In the records that follow, find each line with the word "предлагать" and copy it.

[[ Source material open ]]

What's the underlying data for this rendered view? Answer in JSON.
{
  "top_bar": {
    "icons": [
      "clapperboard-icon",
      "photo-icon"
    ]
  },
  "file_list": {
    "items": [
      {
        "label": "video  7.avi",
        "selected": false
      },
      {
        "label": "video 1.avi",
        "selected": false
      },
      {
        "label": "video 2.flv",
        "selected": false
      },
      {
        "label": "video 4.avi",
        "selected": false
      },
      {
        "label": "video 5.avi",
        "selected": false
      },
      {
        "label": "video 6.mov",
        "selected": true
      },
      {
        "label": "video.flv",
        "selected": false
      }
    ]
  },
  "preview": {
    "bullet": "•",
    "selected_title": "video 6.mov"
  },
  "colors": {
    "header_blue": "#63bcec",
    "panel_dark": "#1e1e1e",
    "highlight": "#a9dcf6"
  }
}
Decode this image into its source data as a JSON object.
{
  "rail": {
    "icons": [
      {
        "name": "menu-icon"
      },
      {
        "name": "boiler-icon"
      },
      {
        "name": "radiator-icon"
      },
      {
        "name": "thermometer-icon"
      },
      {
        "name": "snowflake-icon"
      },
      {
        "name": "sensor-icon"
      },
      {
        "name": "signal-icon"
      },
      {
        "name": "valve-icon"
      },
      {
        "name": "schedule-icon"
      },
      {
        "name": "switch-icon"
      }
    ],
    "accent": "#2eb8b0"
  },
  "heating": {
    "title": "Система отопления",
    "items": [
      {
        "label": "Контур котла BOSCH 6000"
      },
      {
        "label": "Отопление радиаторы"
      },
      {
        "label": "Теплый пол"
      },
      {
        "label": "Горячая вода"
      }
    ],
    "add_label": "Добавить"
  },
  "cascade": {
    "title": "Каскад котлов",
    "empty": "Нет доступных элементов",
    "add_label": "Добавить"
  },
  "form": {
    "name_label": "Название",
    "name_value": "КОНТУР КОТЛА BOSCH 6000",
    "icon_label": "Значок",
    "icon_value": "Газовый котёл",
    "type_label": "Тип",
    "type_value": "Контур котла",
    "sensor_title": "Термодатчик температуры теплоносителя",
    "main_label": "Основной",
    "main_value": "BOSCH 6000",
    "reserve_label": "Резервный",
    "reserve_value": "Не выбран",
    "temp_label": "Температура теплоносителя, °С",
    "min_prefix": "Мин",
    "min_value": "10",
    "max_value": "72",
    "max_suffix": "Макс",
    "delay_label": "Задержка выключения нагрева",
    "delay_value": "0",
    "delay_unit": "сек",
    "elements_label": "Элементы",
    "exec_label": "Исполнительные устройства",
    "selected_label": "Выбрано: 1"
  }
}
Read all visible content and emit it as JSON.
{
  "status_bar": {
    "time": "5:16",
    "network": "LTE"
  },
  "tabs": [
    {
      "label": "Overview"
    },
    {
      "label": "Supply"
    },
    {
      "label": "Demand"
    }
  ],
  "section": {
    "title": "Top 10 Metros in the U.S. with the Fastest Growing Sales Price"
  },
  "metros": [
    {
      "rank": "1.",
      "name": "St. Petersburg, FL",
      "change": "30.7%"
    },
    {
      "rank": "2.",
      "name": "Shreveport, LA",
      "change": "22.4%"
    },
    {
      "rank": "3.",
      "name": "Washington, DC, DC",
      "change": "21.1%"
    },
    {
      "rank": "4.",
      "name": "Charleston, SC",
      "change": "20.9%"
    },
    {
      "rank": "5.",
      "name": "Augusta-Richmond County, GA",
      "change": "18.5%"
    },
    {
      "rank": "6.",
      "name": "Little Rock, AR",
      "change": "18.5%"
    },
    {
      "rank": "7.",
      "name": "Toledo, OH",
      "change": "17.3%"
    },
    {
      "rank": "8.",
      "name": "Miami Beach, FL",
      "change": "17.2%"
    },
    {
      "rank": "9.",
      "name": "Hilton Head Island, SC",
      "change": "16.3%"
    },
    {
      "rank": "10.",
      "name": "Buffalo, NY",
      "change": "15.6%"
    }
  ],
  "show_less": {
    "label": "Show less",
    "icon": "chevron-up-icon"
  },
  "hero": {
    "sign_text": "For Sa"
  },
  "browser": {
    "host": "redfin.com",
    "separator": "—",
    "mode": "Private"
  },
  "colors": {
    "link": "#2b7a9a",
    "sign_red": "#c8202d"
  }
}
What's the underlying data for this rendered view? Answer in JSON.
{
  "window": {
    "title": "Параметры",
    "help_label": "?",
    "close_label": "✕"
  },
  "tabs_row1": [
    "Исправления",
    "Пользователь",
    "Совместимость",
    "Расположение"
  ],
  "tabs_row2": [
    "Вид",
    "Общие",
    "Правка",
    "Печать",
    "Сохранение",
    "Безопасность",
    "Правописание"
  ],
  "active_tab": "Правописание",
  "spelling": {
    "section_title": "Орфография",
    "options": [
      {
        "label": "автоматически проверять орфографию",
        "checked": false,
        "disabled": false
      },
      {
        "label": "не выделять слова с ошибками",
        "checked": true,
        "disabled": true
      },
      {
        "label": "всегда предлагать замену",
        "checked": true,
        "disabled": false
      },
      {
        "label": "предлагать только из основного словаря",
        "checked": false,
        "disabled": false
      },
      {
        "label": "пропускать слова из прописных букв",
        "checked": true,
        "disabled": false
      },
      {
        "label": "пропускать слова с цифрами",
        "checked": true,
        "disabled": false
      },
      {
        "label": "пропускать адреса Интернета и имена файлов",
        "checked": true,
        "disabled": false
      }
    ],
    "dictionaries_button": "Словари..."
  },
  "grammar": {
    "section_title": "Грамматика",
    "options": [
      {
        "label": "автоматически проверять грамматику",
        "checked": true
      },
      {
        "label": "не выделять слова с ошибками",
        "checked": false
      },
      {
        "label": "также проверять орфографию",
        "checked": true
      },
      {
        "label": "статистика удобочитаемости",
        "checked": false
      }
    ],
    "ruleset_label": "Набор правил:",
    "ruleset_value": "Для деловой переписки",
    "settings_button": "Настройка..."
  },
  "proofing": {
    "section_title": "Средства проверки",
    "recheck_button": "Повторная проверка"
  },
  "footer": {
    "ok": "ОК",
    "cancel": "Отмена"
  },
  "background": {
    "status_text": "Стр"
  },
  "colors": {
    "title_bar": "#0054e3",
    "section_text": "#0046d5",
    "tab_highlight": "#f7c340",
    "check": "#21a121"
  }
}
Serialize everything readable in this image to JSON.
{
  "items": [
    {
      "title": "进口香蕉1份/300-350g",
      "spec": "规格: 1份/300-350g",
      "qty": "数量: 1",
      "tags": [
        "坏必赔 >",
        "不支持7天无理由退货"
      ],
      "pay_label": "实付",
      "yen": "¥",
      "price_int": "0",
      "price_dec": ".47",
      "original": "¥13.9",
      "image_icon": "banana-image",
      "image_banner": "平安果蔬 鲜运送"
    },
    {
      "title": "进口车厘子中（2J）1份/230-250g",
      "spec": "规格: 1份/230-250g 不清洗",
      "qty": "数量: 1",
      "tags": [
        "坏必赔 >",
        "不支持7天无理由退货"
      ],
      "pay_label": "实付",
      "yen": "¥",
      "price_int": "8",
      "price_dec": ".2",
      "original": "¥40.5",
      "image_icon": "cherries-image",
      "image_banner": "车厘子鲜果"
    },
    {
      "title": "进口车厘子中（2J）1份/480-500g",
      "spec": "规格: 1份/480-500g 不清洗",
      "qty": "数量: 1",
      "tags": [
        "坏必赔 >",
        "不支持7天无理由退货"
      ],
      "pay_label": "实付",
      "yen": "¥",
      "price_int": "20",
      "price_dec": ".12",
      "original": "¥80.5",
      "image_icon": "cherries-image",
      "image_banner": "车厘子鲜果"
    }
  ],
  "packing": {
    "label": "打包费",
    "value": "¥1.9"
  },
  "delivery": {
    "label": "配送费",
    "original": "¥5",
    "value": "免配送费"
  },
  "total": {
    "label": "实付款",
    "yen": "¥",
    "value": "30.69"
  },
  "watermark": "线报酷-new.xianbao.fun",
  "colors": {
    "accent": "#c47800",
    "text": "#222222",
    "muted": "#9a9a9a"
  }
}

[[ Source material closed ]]

> **Solution for this exercise**:
        "label": "всегда предлагать замену",
        "label": "предлагать только из основного словаря",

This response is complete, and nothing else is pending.